Fredrik Vold
Last updated: | 2 min read
Sam Bankman-Fried. Source: a video screenshot, Forbes / YouTube

FTX founder Sam Bankman-Fried pleaded not guilty in a New York court on Tuesday, where the judge scheduled the trial against the former crypto mogul to begin in the fall.

US District Judge Lewis Kaplan decided during Tuesday’s hearing that Bankman-Fried’s trial will begin on October 2 this year. It has been estimated that the trial could last for around four weeks.

Bankman-Fried himself did not speak to the judge during the court appearance, but instead conferred privately with his lawyers, per a Reuters report.

Among those who did speak during the hearing, however, federal prosecutor Danielle Sassoon made it clear that she believes Bankman-Fried is guilty, and that he was responsible for misappropriating customer funds at FTX.

“Customer funds were […] used and laundered through political donations, charitable donations and a variety of venture investments,” Sassoon said, while hinting that the government has plenty of evidence against the former crypto exchange boss.

Bankman-Fried could face up to 115 years in prison if convicted in the trial. He has previously admitted mistakes during his time as the head of FTX, but has denied any criminal liability.

Videos circulating online show the chaos outside the New York courtroom as Bankman-Fried arrived:

New bond conditions

In addition to setting a date for the trial to begin, the judge also took the opportunity to impose new conditions on Bankman-Fried’s record $250m bail.

Under the updated conditions, the FTX founder is not allowed to access assets belonging to FTX or the affiliated trading firm Alameda Research, which some have speculated that he has had secret access to. According to prosecutors, asset transfers from Alameda after the collapse are already being probed, even though there is no evidence that the transfers were made by Bankman-Fried.

In Tuesday’s court hearing, Bankman-Fried’s lawyer Mark Cohen said his client “did not make” the transfers. That followed comments from Bankman-Fried himself from December, when he explained he no longer has access to the funds, saying:

“I believe it is likely the case that various legit legs of FTX have the ability to access these funds; hopefully that’s what’s happening here.
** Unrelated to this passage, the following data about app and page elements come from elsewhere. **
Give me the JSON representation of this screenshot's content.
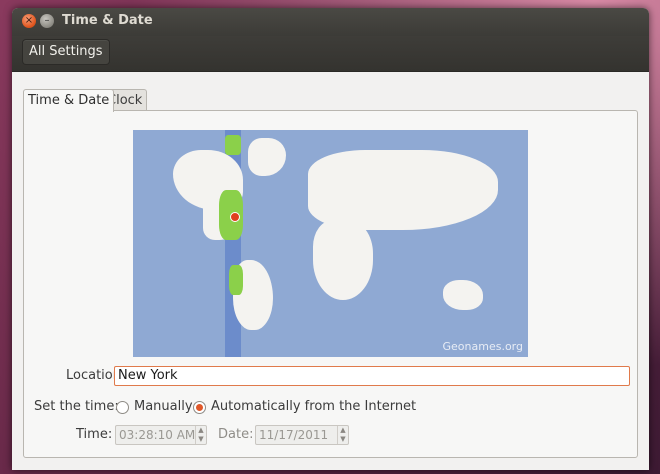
{
  "window": {
    "title": "Time & Date",
    "close_symbol": "×",
    "minimize_symbol": "–"
  },
  "toolbar": {
    "all_settings_label": "All Settings"
  },
  "tabs": [
    {
      "label": "Time & Date",
      "active": true
    },
    {
      "label": "Clock",
      "active": false
    }
  ],
  "map": {
    "attribution": "Geonames.org",
    "ocean_color": "#8fa9d3",
    "highlight_color": "#8bd04a",
    "pin_color": "#e0401f"
  },
  "location": {
    "label": "Location:",
    "value": "New York"
  },
  "set_time": {
    "label": "Set the time:",
    "options": [
      {
        "label": "Manually",
        "selected": false
      },
      {
        "label": "Automatically from the Internet",
        "selected": true
      }
    ]
  },
  "time": {
    "label": "Time:",
    "value": "03:28:10 AM"
  },
  "date": {
    "label": "Date:",
    "value": "11/17/2011"
  },
  "colors": {
    "accent": "#e0582a",
    "titlebar": "#3c3b37",
    "background": "#f2f1f0"
  }
}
If not, hopefully one steps in soon to do so. I would be happy to help advise regulators on this if any wanted.”

Unknown identity of bond co-signers

During the latest court appearance, the judge granted a request from Bankman-Fried to redact the names of two co-signers for his $250m bond.

According to lawyers, Bankman-Fried’s parents have already received threats, and the move to keep secret the names of the other co-signers is reportedly an attempt at avoiding the same happening to them.

Ordered to remain at parents’ home

Under the original bail conditions, Bankman-Fried must remain at his parents’ home in California, where he will be under electronic monitoring.

The home, whose equity was used as part of the collateral for the bail, has been described as “a cozy residence on the edge of Stanford University’s campus in Palo Alto, California.”

Sam Bankman-Fried was arrested in The Bahamas – where his exchange was headquartered – on December 13. He was initially held at the country’s infamous Fox Hill detention center, before being extradited to the United States and released on bail.